Holiday study habits: keep reading.
Create a holiday reading list with your child filled with a variety of books that interest them. Make this fun! Any reading at all is beneficial to your child’s literacy skills. Books don’t need to be academic in nature; let your child choose books in their favorite genres purely for the pleasure of it. Children who love to read from an early age will be much more successful throughout their academic careers. Choose some festive Christmas read-alouds to read together as a family by the fire every day. Use all that extra free time as time to really nourish literacy in your child!
Write letters, cards, and thank you notes.

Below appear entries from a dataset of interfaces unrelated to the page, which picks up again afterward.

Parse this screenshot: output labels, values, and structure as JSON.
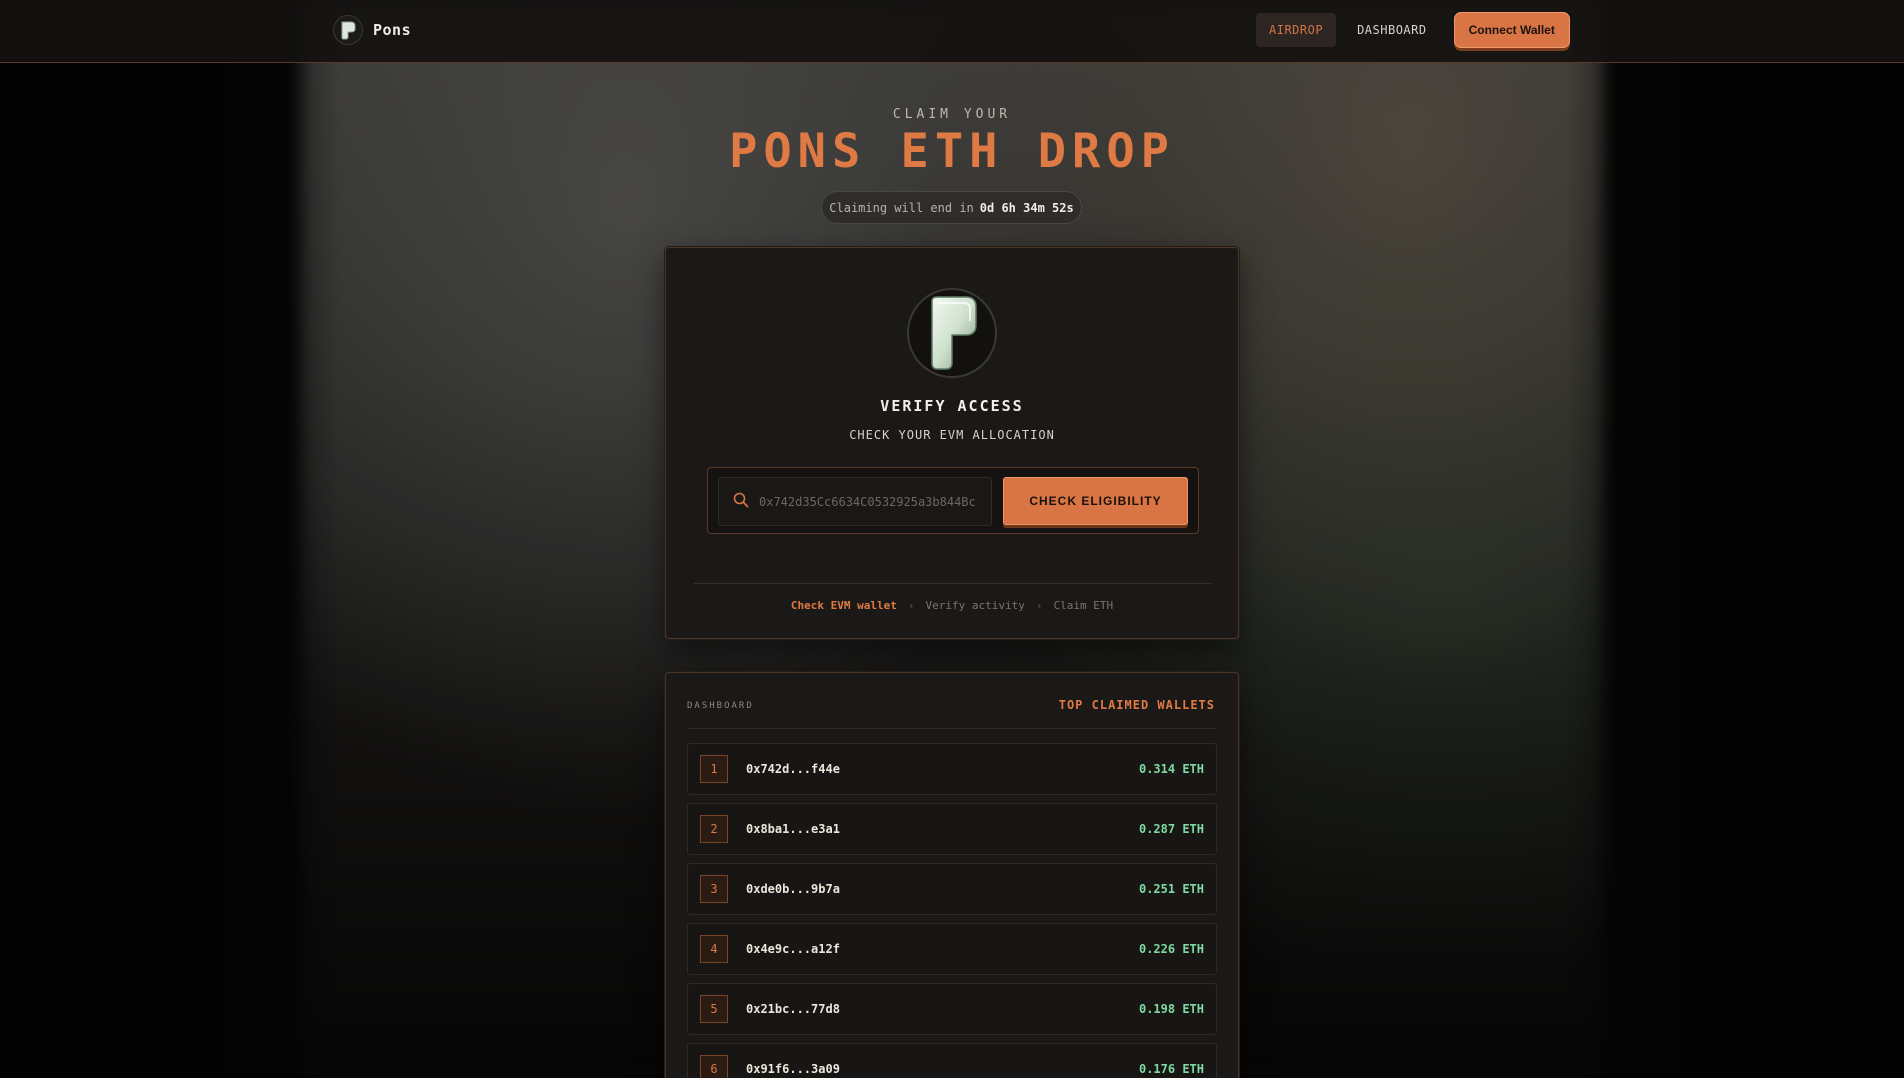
{
  "nav": {
    "brand": "Pons",
    "links": [
      {
        "label": "AIRDROP",
        "active": true
      },
      {
        "label": "DASHBOARD",
        "active": false
      }
    ],
    "connect_label": "Connect Wallet"
  },
  "hero": {
    "eyebrow": "CLAIM YOUR",
    "title": "PONS ETH DROP",
    "countdown_prefix": "Claiming will end in",
    "countdown_time": "0d 6h 34m 52s"
  },
  "verify": {
    "title": "VERIFY ACCESS",
    "subtitle": "CHECK YOUR EVM ALLOCATION",
    "input_placeholder": "0x742d35Cc6634C0532925a3b844Bc",
    "button_label": "CHECK ELIGIBILITY",
    "steps": [
      "Check EVM wallet",
      "Verify activity",
      "Claim ETH"
    ]
  },
  "dashboard": {
    "label": "DASHBOARD",
    "title": "TOP CLAIMED WALLETS",
    "rows": [
      {
        "rank": "1",
        "wallet": "0x742d...f44e",
        "amount": "0.314 ETH"
      },
      {
        "rank": "2",
        "wallet": "0x8ba1...e3a1",
        "amount": "0.287 ETH"
      },
      {
        "rank": "3",
        "wallet": "0xde0b...9b7a",
        "amount": "0.251 ETH"
      },
      {
        "rank": "4",
        "wallet": "0x4e9c...a12f",
        "amount": "0.226 ETH"
      },
      {
        "rank": "5",
        "wallet": "0x21bc...77d8",
        "amount": "0.198 ETH"
      },
      {
        "rank": "6",
        "wallet": "0x91f6...3a09",
        "amount": "0.176 ETH"
      }
    ]
  },
  "colors": {
    "accent": "#e07a45",
    "positive": "#7fd9a0",
    "background": "#050505"
  }
}
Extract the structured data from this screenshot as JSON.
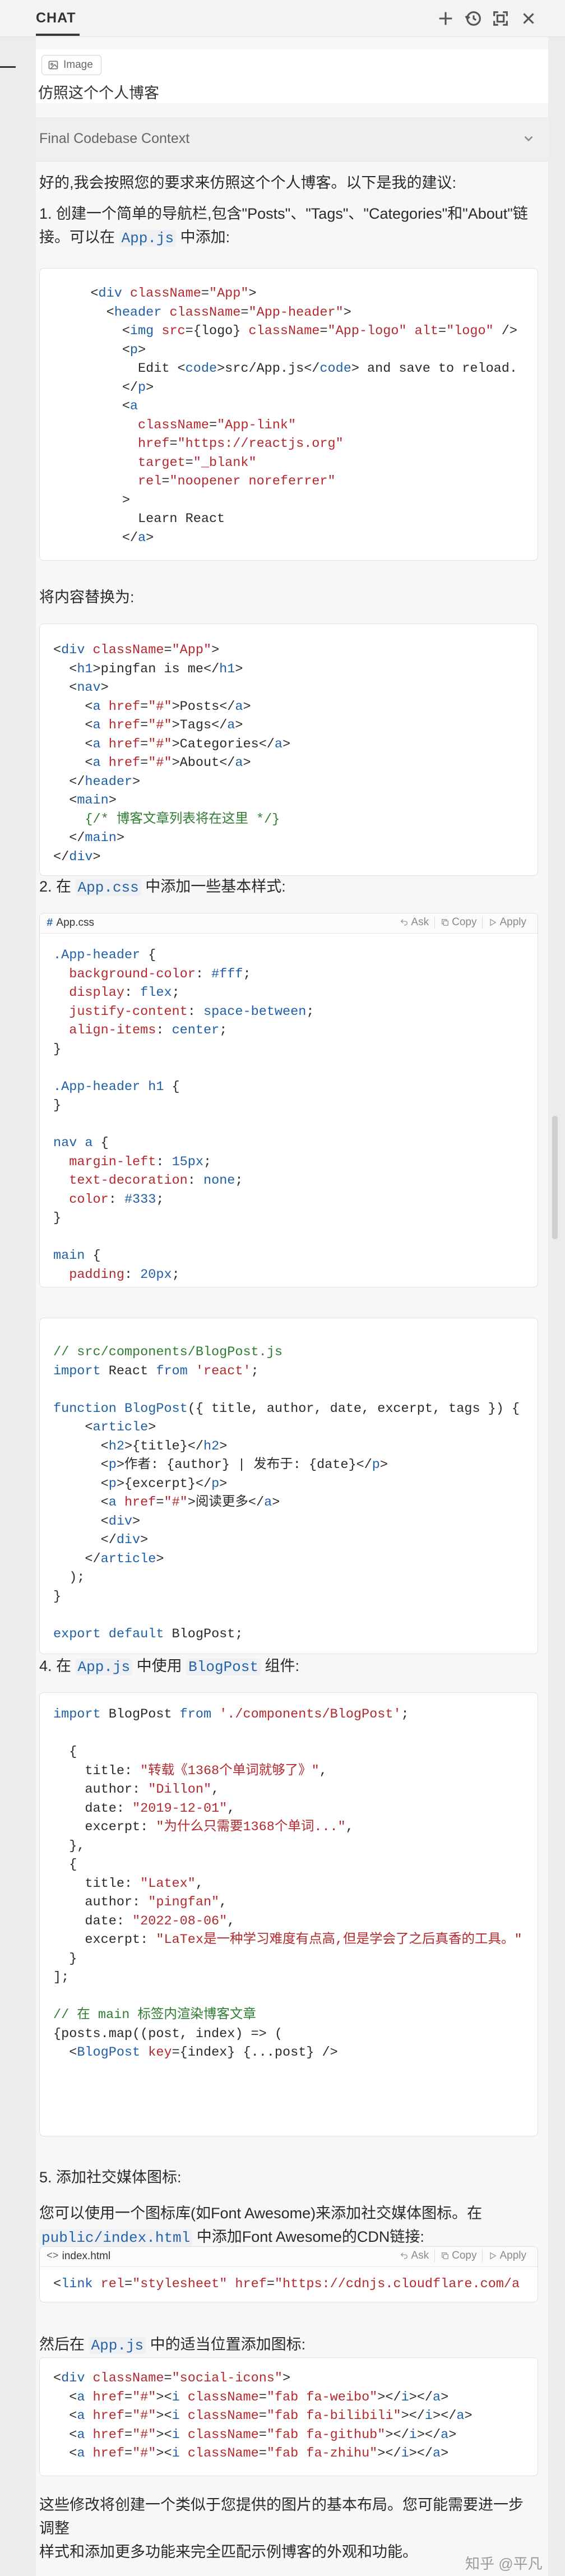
{
  "header": {
    "tab": "CHAT",
    "icons": [
      "plus-icon",
      "history-icon",
      "expand-icon",
      "close-icon"
    ]
  },
  "user_message": {
    "attachment_label": "Image",
    "text": "仿照这个个人博客"
  },
  "context": {
    "label": "Final Codebase Context"
  },
  "content": {
    "intro": "好的,我会按照您的要求来仿照这个个人博客。以下是我的建议:",
    "step1_a": "1. 创建一个简单的导航栏,包含\"Posts\"、\"Tags\"、\"Categories\"和\"About\"链",
    "step1_b_pre": "接。可以在 ",
    "step1_b_code": "App.js",
    "step1_b_post": " 中添加:",
    "replace_text": "将内容替换为:",
    "step2_pre": "2. 在 ",
    "step2_code": "App.css",
    "step2_post": " 中添加一些基本样式:",
    "step4_pre": "4. 在 ",
    "step4_code": "App.js",
    "step4_mid": " 中使用 ",
    "step4_code2": "BlogPost",
    "step4_post": " 组件:",
    "step5": "5. 添加社交媒体图标:",
    "step5_b": "您可以使用一个图标库(如Font Awesome)来添加社交媒体图标。在",
    "step5_c_code": "public/index.html",
    "step5_c_post": " 中添加Font Awesome的CDN链接:",
    "then_pre": "然后在 ",
    "then_code": "App.js",
    "then_post": " 中的适当位置添加图标:",
    "outro_a": "这些修改将创建一个类似于您提供的图片的基本布局。您可能需要进一步调整",
    "outro_b": "样式和添加更多功能来完全匹配示例博客的外观和功能。"
  },
  "code_actions": {
    "ask": "Ask",
    "copy": "Copy",
    "apply": "Apply"
  },
  "code_files": {
    "css": "App.css",
    "html": "index.html"
  },
  "watermark": "知乎 @平凡"
}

Excellent homework for the holiday season? Have your student write Christmas cards and thank you notes to family and friends. Perhaps even make a community service project out of it by having them craft and write cards to deployed soldiers, children in the hospital, or elderly residents of a nursing home. This practice will help them keep up with literacy skills, handwriting, and just good manners overall.
Set aside some dedicated study time.
At least every few days, set aside an hour or two for your student to review the schoolwork they were working on before the break. Before the break begins, spend some time creating flashcards together to cover the most important information that can’t be forgotten. Flash cards, through creating and reviewing, have been proven to help information retention. Increase motivation for study-time by scheduling something fun and festive for after the work is complete. Think: cookie decorating, looking at lights, or trimming the tree.